Amorphous binary dispersions of chloramphenicol in enantiomeric pure and racemic poly-lactic acid: morphology, molecular relaxations, and controlled drug release
Rights accessRestricted access - publisher's policy (embargoed until 2020-09-10)
We study amorphous solid dispersions (ASDs) of the chloramphenicol antibiotic in two biodegradable polylactic acid polymers, namely a commercial sample of enantiomeric pure PLLA and a home-synthesized PDLLA copolymer, to study the effect of polylactic acid in stabilizing the amorphous form of the drug and controlling its release (e.g. for antitumoral purposes). We employ broadband dielectric spectroscopy and differential scanning calorimetry to study the homogeneity, glass transition temperature and relaxation dynamics of solvent-casted ASD membranes with different drug concentrations. We observe improved physical stability of the ASDs with respect to the pure drug, as well as a plasticizing effect of the antibiotic on the polymer, well described by the Gordon-Taylor equation. We study the release of the active pharmaceutical ingredient from the films in a simulated body fluid through UV/vis spectroscopy at two different drug concentrations (5 and 20% in weight), and find that the amount of released drug is proportional to the square root of time, with proportionality constant that is almost the same in both dispersions, despite the fact that the relaxation time and thus the viscosity of the two samples at body temperature differ by four orders of magnitude. The drug release kinetics does not display a significant dependence on the drug content in the carrier, and may thus be expected to remain roughly constant during longer release times.
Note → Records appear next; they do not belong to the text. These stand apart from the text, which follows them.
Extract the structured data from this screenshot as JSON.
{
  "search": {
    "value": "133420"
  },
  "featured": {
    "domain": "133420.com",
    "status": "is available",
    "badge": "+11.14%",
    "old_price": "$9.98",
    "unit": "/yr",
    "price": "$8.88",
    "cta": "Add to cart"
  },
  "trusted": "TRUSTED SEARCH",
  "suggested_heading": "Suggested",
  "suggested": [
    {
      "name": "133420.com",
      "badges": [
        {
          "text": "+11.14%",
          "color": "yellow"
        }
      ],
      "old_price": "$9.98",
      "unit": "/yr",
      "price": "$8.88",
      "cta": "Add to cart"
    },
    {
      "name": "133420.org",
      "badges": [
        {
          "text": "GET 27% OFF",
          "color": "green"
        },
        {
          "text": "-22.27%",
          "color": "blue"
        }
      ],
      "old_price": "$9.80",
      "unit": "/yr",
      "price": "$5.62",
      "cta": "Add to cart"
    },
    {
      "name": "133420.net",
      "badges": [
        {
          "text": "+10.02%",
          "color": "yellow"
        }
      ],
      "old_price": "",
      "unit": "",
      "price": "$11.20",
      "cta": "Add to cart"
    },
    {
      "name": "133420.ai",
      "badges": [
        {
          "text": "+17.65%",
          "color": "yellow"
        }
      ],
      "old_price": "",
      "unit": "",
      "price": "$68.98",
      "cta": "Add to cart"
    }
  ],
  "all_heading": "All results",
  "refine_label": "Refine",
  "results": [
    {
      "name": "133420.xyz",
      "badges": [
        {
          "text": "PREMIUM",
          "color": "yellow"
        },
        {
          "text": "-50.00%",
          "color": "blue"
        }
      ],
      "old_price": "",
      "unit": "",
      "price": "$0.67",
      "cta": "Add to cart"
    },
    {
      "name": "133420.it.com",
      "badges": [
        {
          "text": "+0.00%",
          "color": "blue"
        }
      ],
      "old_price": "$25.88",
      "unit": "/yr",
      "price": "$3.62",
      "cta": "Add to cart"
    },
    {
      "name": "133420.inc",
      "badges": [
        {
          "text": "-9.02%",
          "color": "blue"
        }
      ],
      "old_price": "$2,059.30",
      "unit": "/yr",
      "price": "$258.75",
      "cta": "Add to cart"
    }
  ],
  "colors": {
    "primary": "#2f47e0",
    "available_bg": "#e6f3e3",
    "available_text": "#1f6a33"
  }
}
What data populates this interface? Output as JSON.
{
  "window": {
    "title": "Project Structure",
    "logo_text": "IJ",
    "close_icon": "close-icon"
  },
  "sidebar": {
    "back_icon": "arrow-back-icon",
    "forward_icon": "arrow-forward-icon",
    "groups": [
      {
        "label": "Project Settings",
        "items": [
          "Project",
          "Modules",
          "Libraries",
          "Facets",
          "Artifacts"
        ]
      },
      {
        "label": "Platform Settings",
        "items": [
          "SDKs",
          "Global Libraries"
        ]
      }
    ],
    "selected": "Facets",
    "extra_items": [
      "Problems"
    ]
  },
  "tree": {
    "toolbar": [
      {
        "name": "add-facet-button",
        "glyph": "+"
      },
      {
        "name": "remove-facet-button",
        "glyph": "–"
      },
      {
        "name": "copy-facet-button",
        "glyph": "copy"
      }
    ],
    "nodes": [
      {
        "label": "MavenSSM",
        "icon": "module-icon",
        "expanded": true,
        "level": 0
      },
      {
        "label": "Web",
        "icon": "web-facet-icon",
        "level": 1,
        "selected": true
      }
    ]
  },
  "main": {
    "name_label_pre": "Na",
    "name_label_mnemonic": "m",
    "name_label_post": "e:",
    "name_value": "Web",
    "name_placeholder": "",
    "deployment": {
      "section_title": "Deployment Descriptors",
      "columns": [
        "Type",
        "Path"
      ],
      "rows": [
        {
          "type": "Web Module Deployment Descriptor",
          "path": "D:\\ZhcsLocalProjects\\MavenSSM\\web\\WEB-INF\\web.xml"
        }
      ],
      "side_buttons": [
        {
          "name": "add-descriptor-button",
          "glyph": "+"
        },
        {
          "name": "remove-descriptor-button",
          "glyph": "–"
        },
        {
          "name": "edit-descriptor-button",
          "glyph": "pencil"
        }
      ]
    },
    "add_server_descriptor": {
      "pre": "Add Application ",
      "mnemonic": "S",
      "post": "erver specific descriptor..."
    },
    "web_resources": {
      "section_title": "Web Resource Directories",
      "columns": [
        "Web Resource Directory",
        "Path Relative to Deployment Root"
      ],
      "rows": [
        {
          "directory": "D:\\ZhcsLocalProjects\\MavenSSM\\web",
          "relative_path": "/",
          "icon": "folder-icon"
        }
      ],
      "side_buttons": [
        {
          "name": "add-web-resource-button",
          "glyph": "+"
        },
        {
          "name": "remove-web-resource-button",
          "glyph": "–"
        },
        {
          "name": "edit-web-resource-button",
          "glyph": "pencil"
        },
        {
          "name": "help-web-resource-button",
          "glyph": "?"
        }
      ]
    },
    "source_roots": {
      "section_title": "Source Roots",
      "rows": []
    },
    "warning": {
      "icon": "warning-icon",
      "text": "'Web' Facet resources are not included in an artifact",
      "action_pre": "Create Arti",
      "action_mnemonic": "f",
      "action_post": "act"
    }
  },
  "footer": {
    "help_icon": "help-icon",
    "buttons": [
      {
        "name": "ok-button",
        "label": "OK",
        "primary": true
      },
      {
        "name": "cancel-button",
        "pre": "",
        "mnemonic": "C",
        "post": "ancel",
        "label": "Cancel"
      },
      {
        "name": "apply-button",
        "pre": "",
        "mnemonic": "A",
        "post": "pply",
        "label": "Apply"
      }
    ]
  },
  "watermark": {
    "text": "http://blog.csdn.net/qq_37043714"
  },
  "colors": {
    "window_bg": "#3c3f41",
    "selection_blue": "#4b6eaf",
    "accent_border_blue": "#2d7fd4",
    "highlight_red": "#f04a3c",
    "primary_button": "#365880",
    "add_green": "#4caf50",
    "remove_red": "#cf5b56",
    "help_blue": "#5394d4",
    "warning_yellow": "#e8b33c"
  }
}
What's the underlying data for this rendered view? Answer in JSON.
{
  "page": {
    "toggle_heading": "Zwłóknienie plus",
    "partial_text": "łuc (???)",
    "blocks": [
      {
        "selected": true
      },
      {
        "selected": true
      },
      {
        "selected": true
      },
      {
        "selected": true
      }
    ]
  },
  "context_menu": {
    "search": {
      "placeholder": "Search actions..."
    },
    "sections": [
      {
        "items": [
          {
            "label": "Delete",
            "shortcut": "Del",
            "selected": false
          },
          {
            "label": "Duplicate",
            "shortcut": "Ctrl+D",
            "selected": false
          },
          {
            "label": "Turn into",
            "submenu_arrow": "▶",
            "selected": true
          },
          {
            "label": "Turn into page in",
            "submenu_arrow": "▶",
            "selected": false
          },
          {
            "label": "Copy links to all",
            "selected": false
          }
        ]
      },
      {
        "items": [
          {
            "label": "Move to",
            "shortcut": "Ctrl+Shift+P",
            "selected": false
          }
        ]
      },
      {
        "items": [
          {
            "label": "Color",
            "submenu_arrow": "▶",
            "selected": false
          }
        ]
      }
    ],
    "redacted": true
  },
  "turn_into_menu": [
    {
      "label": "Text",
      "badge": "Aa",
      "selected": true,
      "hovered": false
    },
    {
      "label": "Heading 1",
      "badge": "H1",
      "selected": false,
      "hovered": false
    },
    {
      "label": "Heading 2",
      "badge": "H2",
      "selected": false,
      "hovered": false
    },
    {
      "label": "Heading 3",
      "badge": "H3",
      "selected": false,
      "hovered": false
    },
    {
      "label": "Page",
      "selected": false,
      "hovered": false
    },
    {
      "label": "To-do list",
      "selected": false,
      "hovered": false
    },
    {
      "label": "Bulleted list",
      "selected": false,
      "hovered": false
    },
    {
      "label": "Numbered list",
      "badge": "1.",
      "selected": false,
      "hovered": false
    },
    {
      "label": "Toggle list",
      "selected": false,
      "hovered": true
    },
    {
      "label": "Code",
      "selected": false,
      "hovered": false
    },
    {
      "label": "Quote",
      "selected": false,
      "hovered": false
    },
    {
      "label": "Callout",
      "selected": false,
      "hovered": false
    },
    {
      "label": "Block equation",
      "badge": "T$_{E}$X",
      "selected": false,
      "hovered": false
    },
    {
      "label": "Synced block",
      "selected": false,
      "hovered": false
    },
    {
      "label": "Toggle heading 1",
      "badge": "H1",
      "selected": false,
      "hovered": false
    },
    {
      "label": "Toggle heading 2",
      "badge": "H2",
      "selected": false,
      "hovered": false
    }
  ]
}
CitationValenti, S. [et al.]. Amorphous binary dispersions of chloramphenicol in enantiomeric pure and racemic poly-lactic acid: morphology, molecular relaxations, and controlled drug release. "International journal of pharmaceutics", 10 Setembre 2019, vol. 568, p. 1-11.